What needs to be done → The entire listing below should be output exactly as it stands.

Source records →
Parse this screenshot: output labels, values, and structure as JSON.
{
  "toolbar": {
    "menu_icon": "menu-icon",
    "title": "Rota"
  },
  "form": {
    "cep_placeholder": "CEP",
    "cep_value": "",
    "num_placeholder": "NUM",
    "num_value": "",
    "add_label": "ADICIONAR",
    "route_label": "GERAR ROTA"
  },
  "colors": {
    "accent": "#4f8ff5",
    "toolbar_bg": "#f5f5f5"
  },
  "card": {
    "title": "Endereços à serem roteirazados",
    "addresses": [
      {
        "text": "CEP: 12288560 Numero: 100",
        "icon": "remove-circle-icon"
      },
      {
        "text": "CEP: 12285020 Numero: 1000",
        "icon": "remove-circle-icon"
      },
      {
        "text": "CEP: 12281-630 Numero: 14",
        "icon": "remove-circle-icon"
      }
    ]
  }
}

Answer to this exercise →
Parse this screenshot: output labels, values, and structure as JSON.
{
  "toolbar": {
    "menu_icon": "menu-icon",
    "title": "Rota"
  },
  "form": {
    "cep_placeholder": "CEP",
    "cep_value": "",
    "num_placeholder": "NUM",
    "num_value": "",
    "add_label": "ADICIONAR",
    "route_label": "GERAR ROTA"
  },
  "colors": {
    "accent": "#4f8ff5",
    "toolbar_bg": "#f5f5f5"
  },
  "card": {
    "title": "Endereços à serem roteirazados",
    "addresses": [
      {
        "text": "CEP: 12288560 Numero: 100",
        "icon": "remove-circle-icon"
      },
      {
        "text": "CEP: 12285020 Numero: 1000",
        "icon": "remove-circle-icon"
      },
      {
        "text": "CEP: 12281-630 Numero: 14",
        "icon": "remove-circle-icon"
      }
    ]
  }
}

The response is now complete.